Without changing anything, reproduce every record below.

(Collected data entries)
◆ ◆ ◆
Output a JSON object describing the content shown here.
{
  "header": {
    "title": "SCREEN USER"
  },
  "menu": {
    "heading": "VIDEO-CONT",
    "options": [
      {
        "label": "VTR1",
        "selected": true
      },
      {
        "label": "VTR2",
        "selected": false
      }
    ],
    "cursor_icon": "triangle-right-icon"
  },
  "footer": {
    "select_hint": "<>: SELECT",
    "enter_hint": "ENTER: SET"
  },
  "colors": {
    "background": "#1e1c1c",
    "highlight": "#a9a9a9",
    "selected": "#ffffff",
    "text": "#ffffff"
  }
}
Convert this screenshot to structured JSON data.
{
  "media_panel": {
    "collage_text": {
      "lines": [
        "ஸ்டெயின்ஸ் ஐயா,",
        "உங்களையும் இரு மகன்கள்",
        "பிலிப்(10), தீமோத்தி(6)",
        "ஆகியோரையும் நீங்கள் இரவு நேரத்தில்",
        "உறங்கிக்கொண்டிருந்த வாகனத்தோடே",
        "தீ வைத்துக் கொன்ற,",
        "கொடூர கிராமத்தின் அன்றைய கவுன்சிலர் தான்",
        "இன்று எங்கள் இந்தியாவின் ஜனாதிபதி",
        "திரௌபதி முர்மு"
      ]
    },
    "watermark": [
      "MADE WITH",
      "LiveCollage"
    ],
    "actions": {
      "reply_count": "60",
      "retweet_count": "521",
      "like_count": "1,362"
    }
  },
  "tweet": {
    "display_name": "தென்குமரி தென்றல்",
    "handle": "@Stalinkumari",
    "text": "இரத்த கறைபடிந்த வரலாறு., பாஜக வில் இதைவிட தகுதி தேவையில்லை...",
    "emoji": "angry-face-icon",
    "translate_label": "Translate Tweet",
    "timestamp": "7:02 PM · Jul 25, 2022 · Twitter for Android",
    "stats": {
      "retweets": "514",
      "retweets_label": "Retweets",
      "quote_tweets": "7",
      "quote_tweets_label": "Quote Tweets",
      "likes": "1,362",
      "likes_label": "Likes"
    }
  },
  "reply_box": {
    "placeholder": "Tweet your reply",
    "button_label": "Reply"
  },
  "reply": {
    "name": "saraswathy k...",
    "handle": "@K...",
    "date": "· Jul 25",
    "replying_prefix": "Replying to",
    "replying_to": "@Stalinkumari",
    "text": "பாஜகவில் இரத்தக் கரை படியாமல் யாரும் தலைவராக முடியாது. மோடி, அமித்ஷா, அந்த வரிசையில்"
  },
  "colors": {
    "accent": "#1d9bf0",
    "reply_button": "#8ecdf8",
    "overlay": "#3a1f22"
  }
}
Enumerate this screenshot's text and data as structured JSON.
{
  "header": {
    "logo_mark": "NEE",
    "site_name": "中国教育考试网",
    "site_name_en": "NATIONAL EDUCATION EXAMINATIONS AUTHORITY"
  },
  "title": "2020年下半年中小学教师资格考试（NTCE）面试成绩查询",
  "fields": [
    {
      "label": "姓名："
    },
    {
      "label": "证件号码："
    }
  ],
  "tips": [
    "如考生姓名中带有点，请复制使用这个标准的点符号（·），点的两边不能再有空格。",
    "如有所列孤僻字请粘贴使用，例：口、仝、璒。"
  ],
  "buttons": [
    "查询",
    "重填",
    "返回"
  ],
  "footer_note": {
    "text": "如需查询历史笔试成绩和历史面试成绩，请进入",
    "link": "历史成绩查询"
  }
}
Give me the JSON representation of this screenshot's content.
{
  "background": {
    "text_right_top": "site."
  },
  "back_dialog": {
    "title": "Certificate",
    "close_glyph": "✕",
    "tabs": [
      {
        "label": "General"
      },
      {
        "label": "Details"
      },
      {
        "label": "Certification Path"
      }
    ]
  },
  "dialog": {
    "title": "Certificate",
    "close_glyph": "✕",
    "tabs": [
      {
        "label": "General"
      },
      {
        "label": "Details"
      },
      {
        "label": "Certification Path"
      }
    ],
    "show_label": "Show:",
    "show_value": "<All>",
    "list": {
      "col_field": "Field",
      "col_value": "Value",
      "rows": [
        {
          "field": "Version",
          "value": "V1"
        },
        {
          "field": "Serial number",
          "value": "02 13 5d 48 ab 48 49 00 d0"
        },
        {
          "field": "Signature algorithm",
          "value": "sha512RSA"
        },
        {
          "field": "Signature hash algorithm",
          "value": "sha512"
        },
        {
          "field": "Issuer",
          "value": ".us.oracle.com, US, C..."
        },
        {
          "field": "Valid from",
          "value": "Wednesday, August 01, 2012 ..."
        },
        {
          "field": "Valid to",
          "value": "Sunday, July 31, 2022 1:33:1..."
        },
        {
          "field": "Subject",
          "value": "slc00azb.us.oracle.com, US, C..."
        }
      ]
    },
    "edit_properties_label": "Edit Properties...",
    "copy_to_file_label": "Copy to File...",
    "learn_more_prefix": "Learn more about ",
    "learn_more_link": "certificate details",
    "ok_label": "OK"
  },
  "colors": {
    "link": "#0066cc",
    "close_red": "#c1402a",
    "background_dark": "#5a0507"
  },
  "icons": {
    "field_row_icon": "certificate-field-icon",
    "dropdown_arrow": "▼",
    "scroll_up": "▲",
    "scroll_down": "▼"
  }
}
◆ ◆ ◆
> [REPLY TO THE EXERCISE]
Output a JSON object describing the content shown here.
{
  "header": {
    "title": "SCREEN USER"
  },
  "menu": {
    "heading": "VIDEO-CONT",
    "options": [
      {
        "label": "VTR1",
        "selected": true
      },
      {
        "label": "VTR2",
        "selected": false
      }
    ],
    "cursor_icon": "triangle-right-icon"
  },
  "footer": {
    "select_hint": "<>: SELECT",
    "enter_hint": "ENTER: SET"
  },
  "colors": {
    "background": "#1e1c1c",
    "highlight": "#a9a9a9",
    "selected": "#ffffff",
    "text": "#ffffff"
  }
}
Convert this screenshot to structured JSON data.
{
  "media_panel": {
    "collage_text": {
      "lines": [
        "ஸ்டெயின்ஸ் ஐயா,",
        "உங்களையும் இரு மகன்கள்",
        "பிலிப்(10), தீமோத்தி(6)",
        "ஆகியோரையும் நீங்கள் இரவு நேரத்தில்",
        "உறங்கிக்கொண்டிருந்த வாகனத்தோடே",
        "தீ வைத்துக் கொன்ற,",
        "கொடூர கிராமத்தின் அன்றைய கவுன்சிலர் தான்",
        "இன்று எங்கள் இந்தியாவின் ஜனாதிபதி",
        "திரௌபதி முர்மு"
      ]
    },
    "watermark": [
      "MADE WITH",
      "LiveCollage"
    ],
    "actions": {
      "reply_count": "60",
      "retweet_count": "521",
      "like_count": "1,362"
    }
  },
  "tweet": {
    "display_name": "தென்குமரி தென்றல்",
    "handle": "@Stalinkumari",
    "text": "இரத்த கறைபடிந்த வரலாறு., பாஜக வில் இதைவிட தகுதி தேவையில்லை...",
    "emoji": "angry-face-icon",
    "translate_label": "Translate Tweet",
    "timestamp": "7:02 PM · Jul 25, 2022 · Twitter for Android",
    "stats": {
      "retweets": "514",
      "retweets_label": "Retweets",
      "quote_tweets": "7",
      "quote_tweets_label": "Quote Tweets",
      "likes": "1,362",
      "likes_label": "Likes"
    }
  },
  "reply_box": {
    "placeholder": "Tweet your reply",
    "button_label": "Reply"
  },
  "reply": {
    "name": "saraswathy k...",
    "handle": "@K...",
    "date": "· Jul 25",
    "replying_prefix": "Replying to",
    "replying_to": "@Stalinkumari",
    "text": "பாஜகவில் இரத்தக் கரை படியாமல் யாரும் தலைவராக முடியாது. மோடி, அமித்ஷா, அந்த வரிசையில்"
  },
  "colors": {
    "accent": "#1d9bf0",
    "reply_button": "#8ecdf8",
    "overlay": "#3a1f22"
  }
}
Enumerate this screenshot's text and data as structured JSON.
{
  "header": {
    "logo_mark": "NEE",
    "site_name": "中国教育考试网",
    "site_name_en": "NATIONAL EDUCATION EXAMINATIONS AUTHORITY"
  },
  "title": "2020年下半年中小学教师资格考试（NTCE）面试成绩查询",
  "fields": [
    {
      "label": "姓名："
    },
    {
      "label": "证件号码："
    }
  ],
  "tips": [
    "如考生姓名中带有点，请复制使用这个标准的点符号（·），点的两边不能再有空格。",
    "如有所列孤僻字请粘贴使用，例：口、仝、璒。"
  ],
  "buttons": [
    "查询",
    "重填",
    "返回"
  ],
  "footer_note": {
    "text": "如需查询历史笔试成绩和历史面试成绩，请进入",
    "link": "历史成绩查询"
  }
}
Give me the JSON representation of this screenshot's content.
{
  "background": {
    "text_right_top": "site."
  },
  "back_dialog": {
    "title": "Certificate",
    "close_glyph": "✕",
    "tabs": [
      {
        "label": "General"
      },
      {
        "label": "Details"
      },
      {
        "label": "Certification Path"
      }
    ]
  },
  "dialog": {
    "title": "Certificate",
    "close_glyph": "✕",
    "tabs": [
      {
        "label": "General"
      },
      {
        "label": "Details"
      },
      {
        "label": "Certification Path"
      }
    ],
    "show_label": "Show:",
    "show_value": "<All>",
    "list": {
      "col_field": "Field",
      "col_value": "Value",
      "rows": [
        {
          "field": "Version",
          "value": "V1"
        },
        {
          "field": "Serial number",
          "value": "02 13 5d 48 ab 48 49 00 d0"
        },
        {
          "field": "Signature algorithm",
          "value": "sha512RSA"
        },
        {
          "field": "Signature hash algorithm",
          "value": "sha512"
        },
        {
          "field": "Issuer",
          "value": ".us.oracle.com, US, C..."
        },
        {
          "field": "Valid from",
          "value": "Wednesday, August 01, 2012 ..."
        },
        {
          "field": "Valid to",
          "value": "Sunday, July 31, 2022 1:33:1..."
        },
        {
          "field": "Subject",
          "value": "slc00azb.us.oracle.com, US, C..."
        }
      ]
    },
    "edit_properties_label": "Edit Properties...",
    "copy_to_file_label": "Copy to File...",
    "learn_more_prefix": "Learn more about ",
    "learn_more_link": "certificate details",
    "ok_label": "OK"
  },
  "colors": {
    "link": "#0066cc",
    "close_red": "#c1402a",
    "background_dark": "#5a0507"
  },
  "icons": {
    "field_row_icon": "certificate-field-icon",
    "dropdown_arrow": "▼",
    "scroll_up": "▲",
    "scroll_down": "▼"
  }
}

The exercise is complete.